Stored dataset items:
-- Opening Marker --

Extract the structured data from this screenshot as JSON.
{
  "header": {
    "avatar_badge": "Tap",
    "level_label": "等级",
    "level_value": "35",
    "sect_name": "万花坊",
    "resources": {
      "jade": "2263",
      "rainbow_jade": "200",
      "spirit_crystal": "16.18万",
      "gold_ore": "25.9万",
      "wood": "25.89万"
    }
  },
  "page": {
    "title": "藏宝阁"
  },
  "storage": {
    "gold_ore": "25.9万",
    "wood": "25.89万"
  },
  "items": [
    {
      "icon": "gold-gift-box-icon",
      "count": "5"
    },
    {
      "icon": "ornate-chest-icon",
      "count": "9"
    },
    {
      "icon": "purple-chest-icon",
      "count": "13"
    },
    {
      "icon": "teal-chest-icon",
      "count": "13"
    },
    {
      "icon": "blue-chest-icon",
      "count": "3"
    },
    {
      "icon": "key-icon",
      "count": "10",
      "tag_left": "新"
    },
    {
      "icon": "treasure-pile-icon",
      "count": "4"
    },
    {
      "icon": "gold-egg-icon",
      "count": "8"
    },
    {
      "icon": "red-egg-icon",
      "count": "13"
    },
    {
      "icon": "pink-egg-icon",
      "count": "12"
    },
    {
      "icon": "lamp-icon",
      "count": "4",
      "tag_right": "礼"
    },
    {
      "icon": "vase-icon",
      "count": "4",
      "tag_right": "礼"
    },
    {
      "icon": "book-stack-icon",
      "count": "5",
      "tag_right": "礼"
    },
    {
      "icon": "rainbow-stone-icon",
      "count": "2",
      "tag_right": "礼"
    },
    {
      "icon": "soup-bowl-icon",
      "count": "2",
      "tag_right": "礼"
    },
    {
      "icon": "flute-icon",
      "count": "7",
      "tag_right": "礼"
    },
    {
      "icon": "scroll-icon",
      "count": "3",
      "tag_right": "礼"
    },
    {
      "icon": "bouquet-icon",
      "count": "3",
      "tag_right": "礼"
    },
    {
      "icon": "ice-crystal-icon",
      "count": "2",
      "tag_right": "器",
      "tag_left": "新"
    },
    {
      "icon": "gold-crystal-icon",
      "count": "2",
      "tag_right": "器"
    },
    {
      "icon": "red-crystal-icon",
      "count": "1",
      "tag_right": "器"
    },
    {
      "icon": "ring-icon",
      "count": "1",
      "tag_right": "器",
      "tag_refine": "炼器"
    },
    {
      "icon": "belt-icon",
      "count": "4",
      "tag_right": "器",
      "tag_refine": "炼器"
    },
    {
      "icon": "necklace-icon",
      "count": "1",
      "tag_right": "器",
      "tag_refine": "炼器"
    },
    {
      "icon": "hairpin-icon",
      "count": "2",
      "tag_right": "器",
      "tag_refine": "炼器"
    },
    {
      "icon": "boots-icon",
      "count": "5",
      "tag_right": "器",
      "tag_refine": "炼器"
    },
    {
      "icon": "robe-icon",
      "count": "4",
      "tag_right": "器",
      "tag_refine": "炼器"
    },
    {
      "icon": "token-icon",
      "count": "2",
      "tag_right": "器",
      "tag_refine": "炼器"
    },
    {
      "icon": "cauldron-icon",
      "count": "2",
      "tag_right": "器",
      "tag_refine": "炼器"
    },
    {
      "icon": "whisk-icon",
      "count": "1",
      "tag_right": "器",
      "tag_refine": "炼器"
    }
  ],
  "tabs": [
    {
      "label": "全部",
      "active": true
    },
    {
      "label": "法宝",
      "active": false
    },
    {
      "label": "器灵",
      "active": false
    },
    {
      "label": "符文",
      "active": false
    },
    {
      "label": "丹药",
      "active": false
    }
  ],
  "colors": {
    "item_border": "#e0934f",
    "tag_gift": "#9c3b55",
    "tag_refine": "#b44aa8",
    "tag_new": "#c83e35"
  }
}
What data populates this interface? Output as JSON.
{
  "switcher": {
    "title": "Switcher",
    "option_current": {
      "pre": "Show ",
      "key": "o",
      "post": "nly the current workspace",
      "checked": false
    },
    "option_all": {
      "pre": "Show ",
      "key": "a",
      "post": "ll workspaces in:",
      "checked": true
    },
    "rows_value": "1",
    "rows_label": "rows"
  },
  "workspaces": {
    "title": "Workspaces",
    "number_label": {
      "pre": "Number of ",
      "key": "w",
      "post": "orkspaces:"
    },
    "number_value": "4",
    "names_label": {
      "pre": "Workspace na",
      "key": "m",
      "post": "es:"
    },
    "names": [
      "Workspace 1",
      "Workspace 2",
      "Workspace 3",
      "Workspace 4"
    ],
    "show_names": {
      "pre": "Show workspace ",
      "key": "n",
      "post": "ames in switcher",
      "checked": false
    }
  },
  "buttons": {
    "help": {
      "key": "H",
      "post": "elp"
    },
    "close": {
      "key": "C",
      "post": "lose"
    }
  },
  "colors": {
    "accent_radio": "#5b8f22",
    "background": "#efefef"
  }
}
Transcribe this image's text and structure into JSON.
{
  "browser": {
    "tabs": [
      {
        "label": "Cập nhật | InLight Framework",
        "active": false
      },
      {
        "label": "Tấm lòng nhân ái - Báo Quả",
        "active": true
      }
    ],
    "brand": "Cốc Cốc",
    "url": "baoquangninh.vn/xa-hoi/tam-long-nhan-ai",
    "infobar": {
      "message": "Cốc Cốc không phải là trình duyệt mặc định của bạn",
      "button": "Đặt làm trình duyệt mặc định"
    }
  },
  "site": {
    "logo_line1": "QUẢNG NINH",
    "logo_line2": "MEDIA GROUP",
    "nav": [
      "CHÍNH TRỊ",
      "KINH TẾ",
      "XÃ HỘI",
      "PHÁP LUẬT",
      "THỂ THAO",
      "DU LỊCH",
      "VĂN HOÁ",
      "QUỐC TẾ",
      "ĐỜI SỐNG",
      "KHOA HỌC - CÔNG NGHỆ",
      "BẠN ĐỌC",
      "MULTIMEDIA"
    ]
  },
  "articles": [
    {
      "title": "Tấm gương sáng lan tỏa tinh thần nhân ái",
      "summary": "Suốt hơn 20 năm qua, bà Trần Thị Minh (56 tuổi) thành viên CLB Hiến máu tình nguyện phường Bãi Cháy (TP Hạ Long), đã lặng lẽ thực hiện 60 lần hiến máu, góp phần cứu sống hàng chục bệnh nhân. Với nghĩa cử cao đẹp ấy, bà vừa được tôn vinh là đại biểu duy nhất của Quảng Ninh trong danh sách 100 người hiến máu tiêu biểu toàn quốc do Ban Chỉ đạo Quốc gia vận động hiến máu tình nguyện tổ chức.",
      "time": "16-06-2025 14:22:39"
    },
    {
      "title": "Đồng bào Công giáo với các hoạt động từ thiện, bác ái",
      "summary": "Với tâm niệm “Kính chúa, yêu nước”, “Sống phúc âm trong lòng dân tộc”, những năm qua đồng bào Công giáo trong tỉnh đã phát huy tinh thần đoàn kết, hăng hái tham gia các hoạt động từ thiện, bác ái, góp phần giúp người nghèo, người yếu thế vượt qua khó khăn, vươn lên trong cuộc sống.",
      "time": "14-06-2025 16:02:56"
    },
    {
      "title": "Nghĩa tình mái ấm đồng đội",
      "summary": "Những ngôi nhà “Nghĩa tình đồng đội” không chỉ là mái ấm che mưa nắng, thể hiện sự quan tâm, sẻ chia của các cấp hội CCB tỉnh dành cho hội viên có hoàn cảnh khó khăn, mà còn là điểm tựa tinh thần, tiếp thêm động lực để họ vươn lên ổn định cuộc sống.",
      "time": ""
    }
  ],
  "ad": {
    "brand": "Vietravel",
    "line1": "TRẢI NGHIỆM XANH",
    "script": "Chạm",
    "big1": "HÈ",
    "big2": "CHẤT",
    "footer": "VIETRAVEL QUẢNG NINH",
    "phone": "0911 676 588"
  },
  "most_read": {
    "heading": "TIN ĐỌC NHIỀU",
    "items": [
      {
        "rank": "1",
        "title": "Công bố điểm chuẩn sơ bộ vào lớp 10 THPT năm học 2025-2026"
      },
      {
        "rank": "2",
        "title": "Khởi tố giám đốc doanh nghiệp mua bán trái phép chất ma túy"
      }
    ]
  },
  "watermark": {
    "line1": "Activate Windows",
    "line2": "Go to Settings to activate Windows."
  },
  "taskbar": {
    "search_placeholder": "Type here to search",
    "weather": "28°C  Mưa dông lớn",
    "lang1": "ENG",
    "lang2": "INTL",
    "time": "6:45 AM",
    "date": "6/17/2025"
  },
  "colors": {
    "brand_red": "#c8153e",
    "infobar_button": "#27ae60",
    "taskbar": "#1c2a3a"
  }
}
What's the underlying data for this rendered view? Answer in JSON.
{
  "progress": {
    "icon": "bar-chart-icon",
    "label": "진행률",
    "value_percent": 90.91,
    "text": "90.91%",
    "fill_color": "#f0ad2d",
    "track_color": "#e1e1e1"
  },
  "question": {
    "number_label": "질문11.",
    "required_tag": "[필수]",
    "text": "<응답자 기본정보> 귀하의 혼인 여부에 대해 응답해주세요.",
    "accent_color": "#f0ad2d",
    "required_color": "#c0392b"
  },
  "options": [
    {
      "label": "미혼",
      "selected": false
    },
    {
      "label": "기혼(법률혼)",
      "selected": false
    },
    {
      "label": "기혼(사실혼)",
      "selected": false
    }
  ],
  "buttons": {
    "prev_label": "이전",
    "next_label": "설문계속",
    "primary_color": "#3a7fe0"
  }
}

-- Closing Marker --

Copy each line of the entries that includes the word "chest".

TASK RESPONSE:
      "icon": "ornate-chest-icon",
      "icon": "purple-chest-icon",
      "icon": "teal-chest-icon",
      "icon": "blue-chest-icon",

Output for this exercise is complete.